I suspected that, was just interested in checking the theory!

also you are running the 752 at 70V, this is the absolute maximum for this driver.I would advise to run it at a lower voltage.

I would advise myself that too, however I've checked it by connecting my oscilloscope to the MOSFETs (IRF540) whilst running and measuring the peak voltages at the points where it they switch under various conditions. There are no peaks above the rating of the MOSFETs, which is 100V, so I'm happy that it's safe.
That's no reason for anyone else to do the same, since each system will vary.

It looks like it must be the low voltage of your parallel port, but that still doesn't explain why the driver wouldn't work from the same pins on the parallel port that the other drivers worked with.

07-01-2012, 09:30 PM
going over everything i think it has some thing ti do with the act that its slved with another motor/driver. the drivers on single axis are ine but this only happened on the slaved axis so maybe it was dropping the voltage too low

07-01-2012, 09:40 PM
Have you slaved it in mach3, so the drivers are connected to seperate pins (4 in total) of the parallel port, or is it one step/dir signal going to two drivers in parallel? If it's the latter that would explain it as the parallel port can't source much current, so with two drivers the voltage will drop.

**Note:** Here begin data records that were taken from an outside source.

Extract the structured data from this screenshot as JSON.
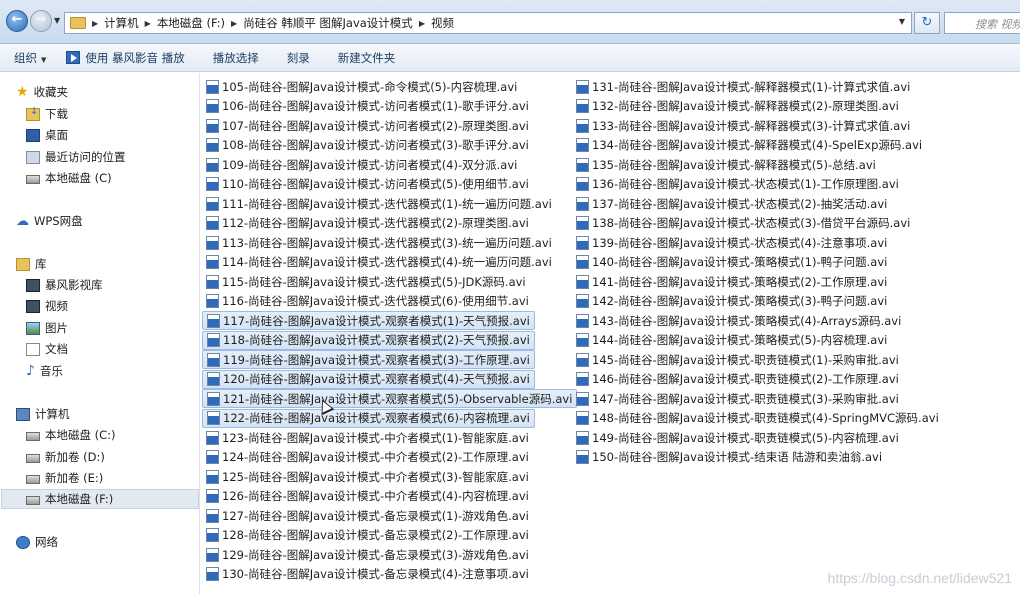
{
  "address": {
    "crumbs": [
      "计算机",
      "本地磁盘 (F:)",
      "尚硅谷 韩顺平 图解Java设计模式",
      "视频"
    ],
    "search_placeholder": "搜索 视频"
  },
  "toolbar": {
    "organize": "组织",
    "play_with": "使用 暴风影音 播放",
    "playlist": "播放选择",
    "burn": "刻录",
    "new_folder": "新建文件夹"
  },
  "nav": {
    "favorites": "收藏夹",
    "downloads": "下载",
    "desktop": "桌面",
    "recent": "最近访问的位置",
    "local_c_fav": "本地磁盘 (C)",
    "wps": "WPS网盘",
    "libraries": "库",
    "baofeng": "暴风影视库",
    "videos": "视频",
    "pictures": "图片",
    "documents": "文档",
    "music": "音乐",
    "computer": "计算机",
    "drive_c": "本地磁盘 (C:)",
    "drive_d": "新加卷 (D:)",
    "drive_e": "新加卷 (E:)",
    "drive_f": "本地磁盘 (F:)",
    "network": "网络"
  },
  "files_col1": [
    "105-尚硅谷-图解Java设计模式-命令模式(5)-内容梳理.avi",
    "106-尚硅谷-图解Java设计模式-访问者模式(1)-歌手评分.avi",
    "107-尚硅谷-图解Java设计模式-访问者模式(2)-原理类图.avi",
    "108-尚硅谷-图解Java设计模式-访问者模式(3)-歌手评分.avi",
    "109-尚硅谷-图解Java设计模式-访问者模式(4)-双分派.avi",
    "110-尚硅谷-图解Java设计模式-访问者模式(5)-使用细节.avi",
    "111-尚硅谷-图解Java设计模式-迭代器模式(1)-统一遍历问题.avi",
    "112-尚硅谷-图解Java设计模式-迭代器模式(2)-原理类图.avi",
    "113-尚硅谷-图解Java设计模式-迭代器模式(3)-统一遍历问题.avi",
    "114-尚硅谷-图解Java设计模式-迭代器模式(4)-统一遍历问题.avi",
    "115-尚硅谷-图解Java设计模式-迭代器模式(5)-JDK源码.avi",
    "116-尚硅谷-图解Java设计模式-迭代器模式(6)-使用细节.avi",
    "117-尚硅谷-图解Java设计模式-观察者模式(1)-天气预报.avi",
    "118-尚硅谷-图解Java设计模式-观察者模式(2)-天气预报.avi",
    "119-尚硅谷-图解Java设计模式-观察者模式(3)-工作原理.avi",
    "120-尚硅谷-图解Java设计模式-观察者模式(4)-天气预报.avi",
    "121-尚硅谷-图解Java设计模式-观察者模式(5)-Observable源码.avi",
    "122-尚硅谷-图解Java设计模式-观察者模式(6)-内容梳理.avi",
    "123-尚硅谷-图解Java设计模式-中介者模式(1)-智能家庭.avi",
    "124-尚硅谷-图解Java设计模式-中介者模式(2)-工作原理.avi",
    "125-尚硅谷-图解Java设计模式-中介者模式(3)-智能家庭.avi",
    "126-尚硅谷-图解Java设计模式-中介者模式(4)-内容梳理.avi",
    "127-尚硅谷-图解Java设计模式-备忘录模式(1)-游戏角色.avi",
    "128-尚硅谷-图解Java设计模式-备忘录模式(2)-工作原理.avi",
    "129-尚硅谷-图解Java设计模式-备忘录模式(3)-游戏角色.avi",
    "130-尚硅谷-图解Java设计模式-备忘录模式(4)-注意事项.avi"
  ],
  "files_col2": [
    "131-尚硅谷-图解Java设计模式-解释器模式(1)-计算式求值.avi",
    "132-尚硅谷-图解Java设计模式-解释器模式(2)-原理类图.avi",
    "133-尚硅谷-图解Java设计模式-解释器模式(3)-计算式求值.avi",
    "134-尚硅谷-图解Java设计模式-解释器模式(4)-SpelExp源码.avi",
    "135-尚硅谷-图解Java设计模式-解释器模式(5)-总结.avi",
    "136-尚硅谷-图解Java设计模式-状态模式(1)-工作原理图.avi",
    "137-尚硅谷-图解Java设计模式-状态模式(2)-抽奖活动.avi",
    "138-尚硅谷-图解Java设计模式-状态模式(3)-借贷平台源码.avi",
    "139-尚硅谷-图解Java设计模式-状态模式(4)-注意事项.avi",
    "140-尚硅谷-图解Java设计模式-策略模式(1)-鸭子问题.avi",
    "141-尚硅谷-图解Java设计模式-策略模式(2)-工作原理.avi",
    "142-尚硅谷-图解Java设计模式-策略模式(3)-鸭子问题.avi",
    "143-尚硅谷-图解Java设计模式-策略模式(4)-Arrays源码.avi",
    "144-尚硅谷-图解Java设计模式-策略模式(5)-内容梳理.avi",
    "145-尚硅谷-图解Java设计模式-职责链模式(1)-采购审批.avi",
    "146-尚硅谷-图解Java设计模式-职责链模式(2)-工作原理.avi",
    "147-尚硅谷-图解Java设计模式-职责链模式(3)-采购审批.avi",
    "148-尚硅谷-图解Java设计模式-职责链模式(4)-SpringMVC源码.avi",
    "149-尚硅谷-图解Java设计模式-职责链模式(5)-内容梳理.avi",
    "150-尚硅谷-图解Java设计模式-结束语 陆游和卖油翁.avi"
  ],
  "watermark": "https://blog.csdn.net/lidew521"
}
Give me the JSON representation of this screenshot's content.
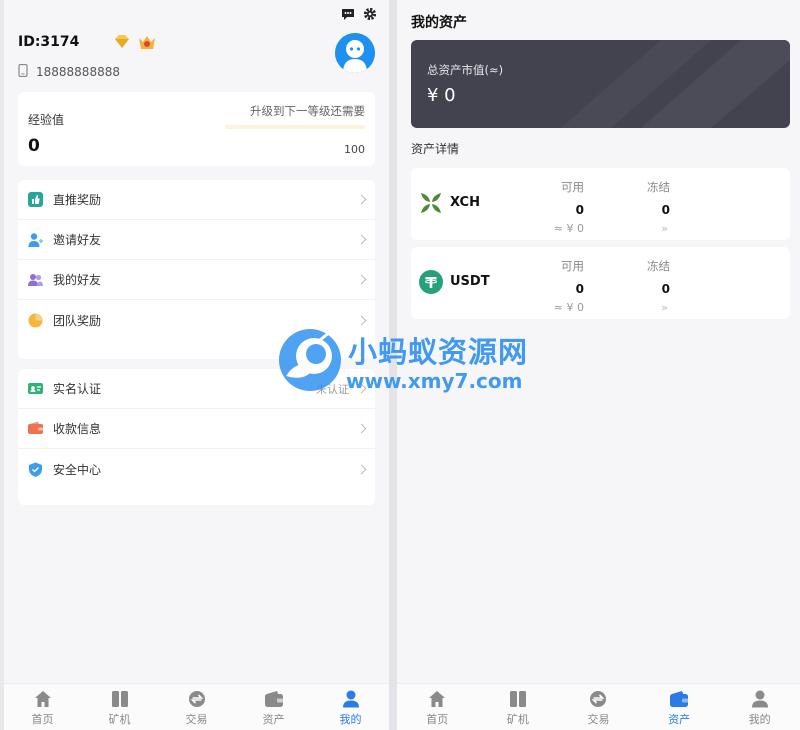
{
  "profile": {
    "user_id": "ID:3174",
    "phone": "18888888888",
    "experience_label": "经验值",
    "experience_value": "0",
    "next_level_hint": "升级到下一等级还需要",
    "next_level_value": "100",
    "progress": 0
  },
  "menu_group_1": [
    {
      "label": "直推奖励",
      "icon": "thumbs-up-icon",
      "color": "#26a69a"
    },
    {
      "label": "邀请好友",
      "icon": "add-user-icon",
      "color": "#3d9bf0"
    },
    {
      "label": "我的好友",
      "icon": "friends-icon",
      "color": "#8e6fd6"
    },
    {
      "label": "团队奖励",
      "icon": "pie-chart-icon",
      "color": "#f4b63f"
    }
  ],
  "menu_group_2": [
    {
      "label": "实名认证",
      "icon": "id-card-icon",
      "color": "#2fb37a",
      "status": "未认证"
    },
    {
      "label": "收款信息",
      "icon": "wallet-icon",
      "color": "#f0704f"
    },
    {
      "label": "安全中心",
      "icon": "shield-icon",
      "color": "#3d9bf0"
    }
  ],
  "tabs": [
    {
      "label": "首页",
      "icon": "home-icon"
    },
    {
      "label": "矿机",
      "icon": "miner-icon"
    },
    {
      "label": "交易",
      "icon": "exchange-icon"
    },
    {
      "label": "资产",
      "icon": "wallet-icon"
    },
    {
      "label": "我的",
      "icon": "user-icon"
    }
  ],
  "left_active_tab": 4,
  "right_active_tab": 3,
  "assets": {
    "title": "我的资产",
    "total_label": "总资产市值(≈)",
    "total_value": "¥ 0",
    "section_title": "资产详情",
    "available_label": "可用",
    "frozen_label": "冻结",
    "list": [
      {
        "name": "XCH",
        "available": "0",
        "frozen": "0",
        "approx": "≈ ¥ 0",
        "icon": "chia-icon"
      },
      {
        "name": "USDT",
        "available": "0",
        "frozen": "0",
        "approx": "≈ ¥ 0",
        "icon": "tether-icon"
      }
    ]
  },
  "watermark": {
    "title": "小蚂蚁资源网",
    "url": "www.xmy7.com"
  },
  "colors": {
    "accent": "#2a7be8",
    "avatar": "#1e90f0",
    "total_card": "#43434f",
    "exp_bar": "#f3c04b"
  }
}
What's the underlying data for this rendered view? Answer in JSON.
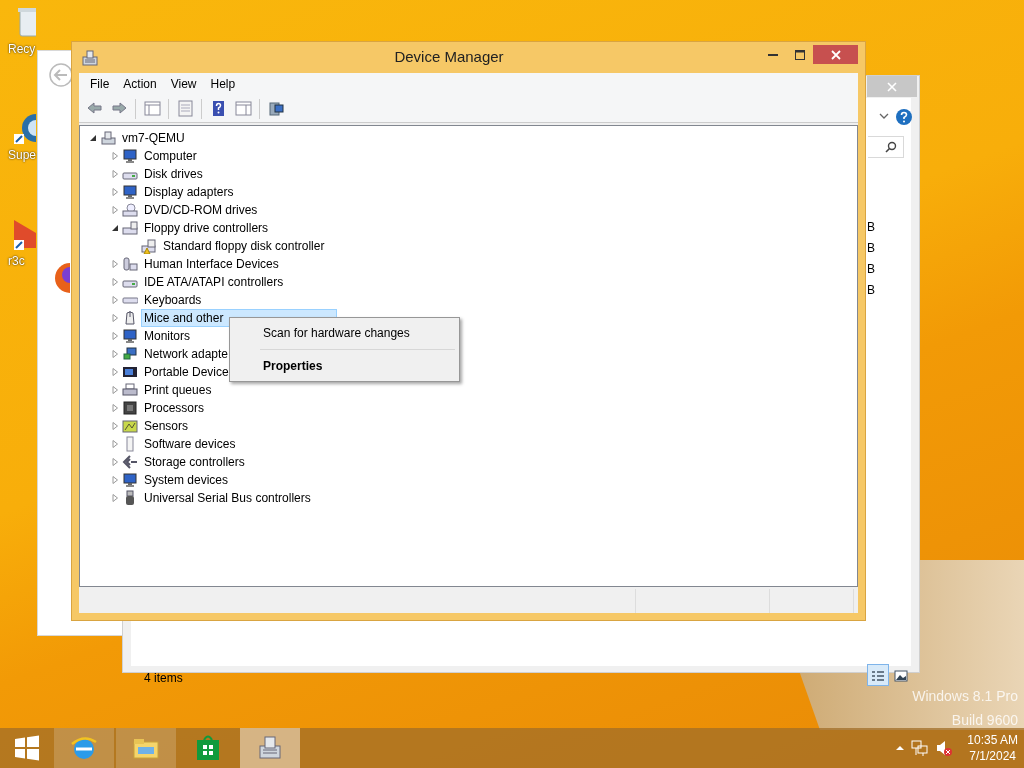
{
  "desktop_icons": [
    {
      "label": "Recy"
    },
    {
      "label": "Supe"
    },
    {
      "label": "r3c"
    }
  ],
  "explorer_window": {
    "size_column": [
      "B",
      "B",
      "B",
      "B"
    ],
    "status": "4 items",
    "views": [
      {
        "selected": true
      },
      {
        "selected": false
      }
    ]
  },
  "device_manager": {
    "title": "Device Manager",
    "menu": [
      "File",
      "Action",
      "View",
      "Help"
    ],
    "tree": {
      "label": "vm7-QEMU",
      "expanded": true,
      "children": [
        {
          "label": "Computer",
          "expanded": false,
          "selected": false
        },
        {
          "label": "Disk drives",
          "expanded": false,
          "selected": false
        },
        {
          "label": "Display adapters",
          "expanded": false,
          "selected": false
        },
        {
          "label": "DVD/CD-ROM drives",
          "expanded": false,
          "selected": false
        },
        {
          "label": "Floppy drive controllers",
          "expanded": true,
          "selected": false,
          "children": [
            {
              "label": "Standard floppy disk controller",
              "selected": false
            }
          ]
        },
        {
          "label": "Human Interface Devices",
          "expanded": false,
          "selected": false
        },
        {
          "label": "IDE ATA/ATAPI controllers",
          "expanded": false,
          "selected": false
        },
        {
          "label": "Keyboards",
          "expanded": false,
          "selected": false
        },
        {
          "label": "Mice and other",
          "expanded": false,
          "selected": true
        },
        {
          "label": "Monitors",
          "expanded": false,
          "selected": false
        },
        {
          "label": "Network adapte",
          "expanded": false,
          "selected": false
        },
        {
          "label": "Portable Device",
          "expanded": false,
          "selected": false
        },
        {
          "label": "Print queues",
          "expanded": false,
          "selected": false
        },
        {
          "label": "Processors",
          "expanded": false,
          "selected": false
        },
        {
          "label": "Sensors",
          "expanded": false,
          "selected": false
        },
        {
          "label": "Software devices",
          "expanded": false,
          "selected": false
        },
        {
          "label": "Storage controllers",
          "expanded": false,
          "selected": false
        },
        {
          "label": "System devices",
          "expanded": false,
          "selected": false
        },
        {
          "label": "Universal Serial Bus controllers",
          "expanded": false,
          "selected": false
        }
      ]
    }
  },
  "context_menu": [
    {
      "label": "Scan for hardware changes",
      "default": false
    },
    {
      "label": "Properties",
      "default": true
    }
  ],
  "os_edition": [
    "Windows 8.1 Pro",
    "Build 9600"
  ],
  "taskbar": {
    "apps": [
      {
        "selected": false
      },
      {
        "selected": false
      },
      {
        "selected": false
      },
      {
        "selected": true
      }
    ],
    "time": "10:35 AM",
    "date": "7/1/2024"
  }
}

08-01-2012, 08:54 AM
yes as jonathan has said, putting one output in parallel is not a good idea.
if it has its own output from the parallel port than it is just down to tollerance.
the driver that has the problems is just slighly out of spec or the others just have a higher tollerance.
just power the opto up with a good +5V and problem solved.
Or get a breakout board that buffers the outputs.

08-01-2012, 12:14 PM
yes it is slaved in mach3

11-07-2012, 07:00 PM
I know I'm late coming in with this but if you really must run the same axis on two stepper motors I'd be inclined to ensure they are identical bipolar type and connect them in series.